KNIGHTS coach Nathan Brown has defended his medical staff and labelled the club’s concussion protocols among the best in the NRL.
Club officials and football staff met on Tuesday night to formalise a response to a breach notice after an incident involving fullback Brendan Elliot.
The Knights were one of three clubs slapped with penalties for their handling of players who suffered headknocks last round and have until Friday to convince the NRL they should not be fined $100,000.
Elliot was felled in a high tackle by Souths centre Hymel Hunt in the 28th minute of the 24-18 loss to Rabbitohs on Saturday.
He received treatment from Knights physical performance manager Tony Ayoub – a veteran of 30 years who holds the same role with the Australian team – before resuming play without leaving the field for a head-injury assessment. He continued playing until receiving a second head knock in the 62nd minute.
“As a club we support what the NRL is trying to do with concussion,” Brown said. “But we also support our staff. Tony Ayoub has 30 years experience. Tony has made a judgement call and as head coach I support our staff.”
The Knights, who face court action from former winger James McManus over the club’s handling of his concussions, have a close association with the Sports Concussion Clinic at the John Hunter Hospital.
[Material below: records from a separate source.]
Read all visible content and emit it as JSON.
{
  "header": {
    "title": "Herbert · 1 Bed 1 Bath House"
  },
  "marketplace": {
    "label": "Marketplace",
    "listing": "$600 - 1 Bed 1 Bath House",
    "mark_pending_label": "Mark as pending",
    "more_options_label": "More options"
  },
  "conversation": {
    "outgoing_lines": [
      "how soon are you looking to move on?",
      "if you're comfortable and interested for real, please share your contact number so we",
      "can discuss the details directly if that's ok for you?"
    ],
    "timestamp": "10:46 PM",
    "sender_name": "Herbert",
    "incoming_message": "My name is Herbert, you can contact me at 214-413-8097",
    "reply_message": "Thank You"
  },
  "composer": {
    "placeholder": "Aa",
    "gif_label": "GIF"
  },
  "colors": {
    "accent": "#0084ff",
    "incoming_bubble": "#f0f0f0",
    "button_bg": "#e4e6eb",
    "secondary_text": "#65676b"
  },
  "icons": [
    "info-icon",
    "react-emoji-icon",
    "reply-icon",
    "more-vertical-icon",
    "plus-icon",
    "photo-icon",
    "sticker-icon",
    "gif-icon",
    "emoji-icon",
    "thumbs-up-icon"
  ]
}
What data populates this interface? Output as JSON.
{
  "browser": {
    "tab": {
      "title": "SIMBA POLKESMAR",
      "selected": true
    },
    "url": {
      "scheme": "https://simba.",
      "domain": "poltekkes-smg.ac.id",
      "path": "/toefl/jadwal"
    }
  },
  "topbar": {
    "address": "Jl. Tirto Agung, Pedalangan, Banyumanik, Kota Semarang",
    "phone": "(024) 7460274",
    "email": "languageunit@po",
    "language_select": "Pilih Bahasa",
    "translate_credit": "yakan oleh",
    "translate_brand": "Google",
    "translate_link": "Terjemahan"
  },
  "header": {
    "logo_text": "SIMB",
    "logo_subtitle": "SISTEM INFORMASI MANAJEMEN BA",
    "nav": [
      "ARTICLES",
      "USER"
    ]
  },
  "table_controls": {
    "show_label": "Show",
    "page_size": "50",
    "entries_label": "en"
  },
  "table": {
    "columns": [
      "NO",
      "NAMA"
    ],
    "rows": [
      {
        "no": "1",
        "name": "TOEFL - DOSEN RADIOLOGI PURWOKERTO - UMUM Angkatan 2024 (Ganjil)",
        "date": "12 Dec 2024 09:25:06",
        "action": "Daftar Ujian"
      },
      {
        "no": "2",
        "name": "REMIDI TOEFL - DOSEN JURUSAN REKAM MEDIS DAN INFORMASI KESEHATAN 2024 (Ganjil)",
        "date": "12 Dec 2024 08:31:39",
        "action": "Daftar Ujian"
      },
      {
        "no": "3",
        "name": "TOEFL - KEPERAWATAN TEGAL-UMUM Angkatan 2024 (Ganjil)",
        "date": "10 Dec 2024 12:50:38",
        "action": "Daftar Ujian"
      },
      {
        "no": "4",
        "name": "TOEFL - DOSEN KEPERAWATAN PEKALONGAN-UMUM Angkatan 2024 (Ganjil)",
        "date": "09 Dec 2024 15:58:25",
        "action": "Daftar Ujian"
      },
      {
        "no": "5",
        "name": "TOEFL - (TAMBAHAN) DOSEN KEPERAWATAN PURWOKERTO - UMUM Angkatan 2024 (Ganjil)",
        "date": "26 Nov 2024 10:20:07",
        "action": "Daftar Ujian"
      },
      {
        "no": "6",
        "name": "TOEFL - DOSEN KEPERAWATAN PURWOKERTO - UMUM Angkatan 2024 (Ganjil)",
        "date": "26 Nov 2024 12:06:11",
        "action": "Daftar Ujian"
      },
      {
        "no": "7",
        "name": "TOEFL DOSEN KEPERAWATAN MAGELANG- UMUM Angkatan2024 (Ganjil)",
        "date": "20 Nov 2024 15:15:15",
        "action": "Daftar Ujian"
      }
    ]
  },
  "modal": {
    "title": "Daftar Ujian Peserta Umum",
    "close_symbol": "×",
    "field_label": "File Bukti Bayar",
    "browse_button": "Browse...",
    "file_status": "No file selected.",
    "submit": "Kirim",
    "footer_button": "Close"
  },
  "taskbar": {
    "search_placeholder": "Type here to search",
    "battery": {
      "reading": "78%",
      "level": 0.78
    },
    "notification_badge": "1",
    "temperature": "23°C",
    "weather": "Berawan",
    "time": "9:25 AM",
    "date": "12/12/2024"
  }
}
The clinic is led by respected neurologists, Professor Chris Levi and Dr Andrew Gardner.
“They are world leaders in their field and are independent to the club,” Brown said. “Any player who fails a concussion test goes and sees them.”
Elliot trained on Tuesday and along with Sione Mata’ia, who also suffered a head knock, and Nathan Ross (ankle) has been named in an unchanged 21-man squad to tackle Penrith on Friday.
“Brendan is fine,” Brown said. “If he had not passed his SCAT 3 (concussion) test the day after the game, we would have went and seen Dr Levi. He passed that and we have no concerns with Brendan at this stage. He still has one or two boxes he has to tick before he is allowed to play. That decision won’t be made by our doctors, it will be made by independent people.”
Asked if the Knights got it right with Elliot, Brown said: “I’m pretty confident the process will come out and answer that for us.”